Data for review:
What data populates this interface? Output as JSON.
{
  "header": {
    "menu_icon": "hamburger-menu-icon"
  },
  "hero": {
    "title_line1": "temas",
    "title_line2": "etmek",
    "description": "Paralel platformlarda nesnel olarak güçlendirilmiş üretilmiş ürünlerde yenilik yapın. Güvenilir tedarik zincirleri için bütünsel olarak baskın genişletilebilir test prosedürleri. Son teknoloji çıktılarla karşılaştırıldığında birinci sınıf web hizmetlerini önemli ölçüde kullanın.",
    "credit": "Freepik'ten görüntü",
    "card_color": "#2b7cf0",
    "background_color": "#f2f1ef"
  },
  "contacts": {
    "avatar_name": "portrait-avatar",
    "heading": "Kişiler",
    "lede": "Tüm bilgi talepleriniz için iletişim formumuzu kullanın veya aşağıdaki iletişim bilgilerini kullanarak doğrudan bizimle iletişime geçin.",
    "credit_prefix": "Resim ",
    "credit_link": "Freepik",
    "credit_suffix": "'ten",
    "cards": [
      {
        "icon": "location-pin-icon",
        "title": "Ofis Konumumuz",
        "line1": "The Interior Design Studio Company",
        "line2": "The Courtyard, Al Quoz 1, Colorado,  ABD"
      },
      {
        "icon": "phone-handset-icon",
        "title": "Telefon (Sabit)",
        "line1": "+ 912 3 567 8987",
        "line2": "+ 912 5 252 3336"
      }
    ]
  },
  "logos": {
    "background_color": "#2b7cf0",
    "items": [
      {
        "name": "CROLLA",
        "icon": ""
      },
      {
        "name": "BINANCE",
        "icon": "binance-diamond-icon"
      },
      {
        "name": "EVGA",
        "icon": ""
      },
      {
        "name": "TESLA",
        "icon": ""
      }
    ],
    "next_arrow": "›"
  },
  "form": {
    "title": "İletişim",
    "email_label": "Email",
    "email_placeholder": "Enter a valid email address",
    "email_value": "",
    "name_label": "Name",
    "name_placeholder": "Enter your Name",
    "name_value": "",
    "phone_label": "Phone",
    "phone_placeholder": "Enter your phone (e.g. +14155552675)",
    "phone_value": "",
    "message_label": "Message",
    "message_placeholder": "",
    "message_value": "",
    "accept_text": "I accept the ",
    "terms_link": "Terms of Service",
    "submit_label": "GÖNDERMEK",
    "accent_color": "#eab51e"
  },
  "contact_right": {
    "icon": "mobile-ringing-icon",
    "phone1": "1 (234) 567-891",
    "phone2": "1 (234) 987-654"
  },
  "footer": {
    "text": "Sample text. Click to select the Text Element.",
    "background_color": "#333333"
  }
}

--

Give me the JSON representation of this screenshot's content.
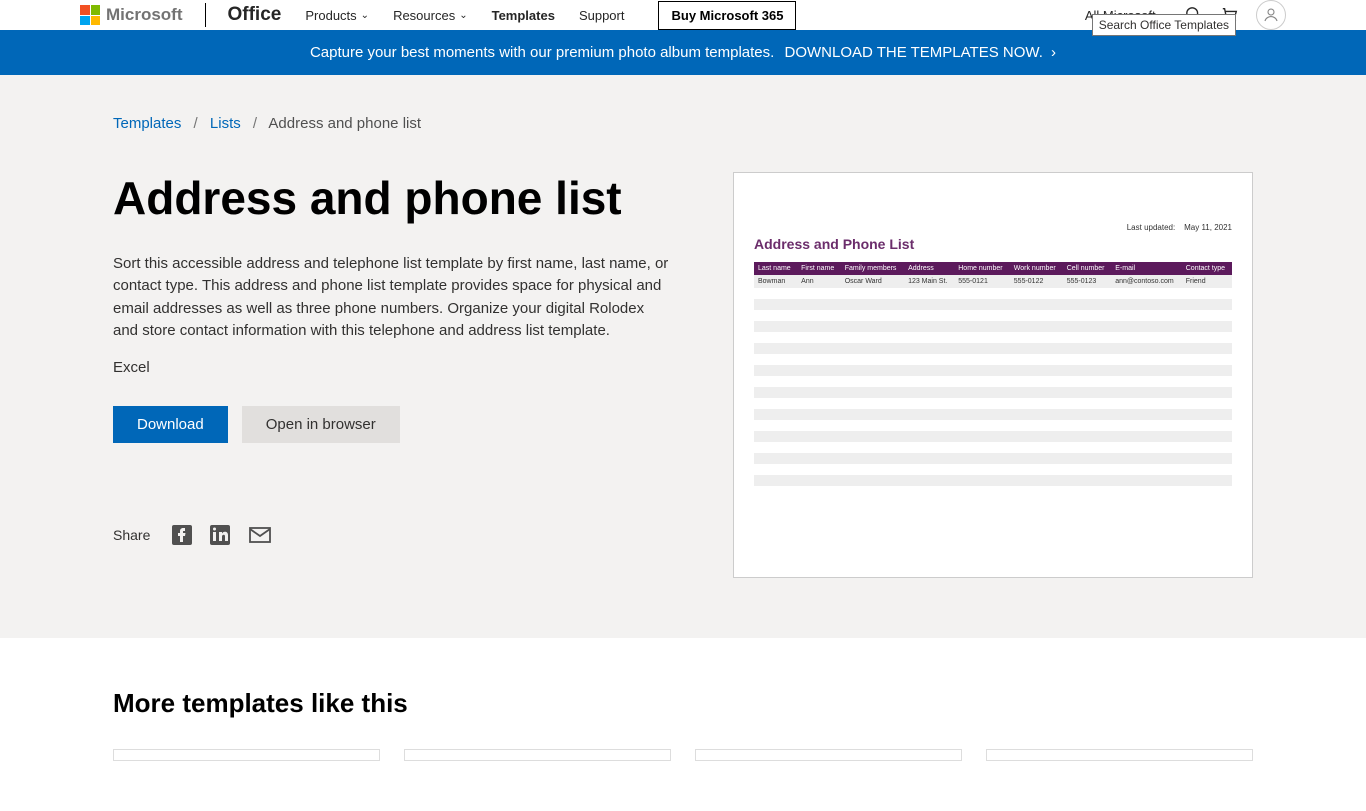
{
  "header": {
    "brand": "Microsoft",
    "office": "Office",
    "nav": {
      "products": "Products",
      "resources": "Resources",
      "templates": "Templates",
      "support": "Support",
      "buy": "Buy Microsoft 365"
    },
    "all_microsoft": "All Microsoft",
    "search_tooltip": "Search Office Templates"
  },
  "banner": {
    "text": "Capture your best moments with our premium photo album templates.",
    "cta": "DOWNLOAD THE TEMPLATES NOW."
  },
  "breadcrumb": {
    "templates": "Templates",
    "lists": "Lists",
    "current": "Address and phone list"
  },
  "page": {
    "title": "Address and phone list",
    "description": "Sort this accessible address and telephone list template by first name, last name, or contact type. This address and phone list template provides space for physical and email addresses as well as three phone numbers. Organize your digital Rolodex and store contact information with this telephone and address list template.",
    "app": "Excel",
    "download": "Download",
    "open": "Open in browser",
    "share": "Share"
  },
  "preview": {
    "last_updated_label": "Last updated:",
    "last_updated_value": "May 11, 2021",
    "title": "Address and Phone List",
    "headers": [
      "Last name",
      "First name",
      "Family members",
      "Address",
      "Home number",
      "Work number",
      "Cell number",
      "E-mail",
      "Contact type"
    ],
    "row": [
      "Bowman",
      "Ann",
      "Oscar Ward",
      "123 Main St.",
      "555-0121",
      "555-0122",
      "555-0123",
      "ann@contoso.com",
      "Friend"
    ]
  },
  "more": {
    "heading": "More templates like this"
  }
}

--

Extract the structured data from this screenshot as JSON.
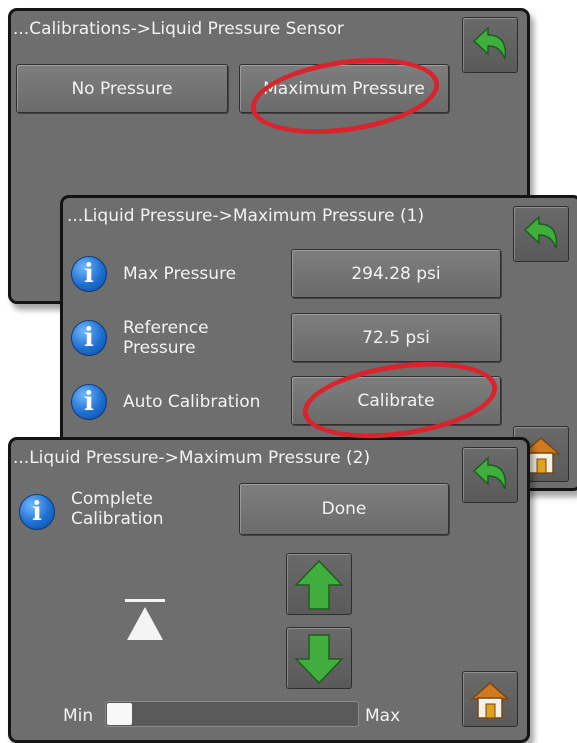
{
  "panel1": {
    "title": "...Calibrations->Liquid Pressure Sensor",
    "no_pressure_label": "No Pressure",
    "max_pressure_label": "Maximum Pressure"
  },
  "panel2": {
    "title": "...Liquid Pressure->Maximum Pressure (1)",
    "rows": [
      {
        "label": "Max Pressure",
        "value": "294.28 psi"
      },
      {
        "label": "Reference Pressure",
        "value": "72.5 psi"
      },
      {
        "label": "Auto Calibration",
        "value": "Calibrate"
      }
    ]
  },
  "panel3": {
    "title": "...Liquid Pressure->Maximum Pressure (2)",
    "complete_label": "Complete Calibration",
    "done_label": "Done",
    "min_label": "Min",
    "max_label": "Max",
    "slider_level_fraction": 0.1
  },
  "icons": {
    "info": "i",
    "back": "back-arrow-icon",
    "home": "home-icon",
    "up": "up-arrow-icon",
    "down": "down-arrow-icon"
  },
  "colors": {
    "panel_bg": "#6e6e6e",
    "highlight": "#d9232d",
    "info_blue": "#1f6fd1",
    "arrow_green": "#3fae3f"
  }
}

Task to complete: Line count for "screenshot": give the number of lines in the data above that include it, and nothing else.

Exercise result: 2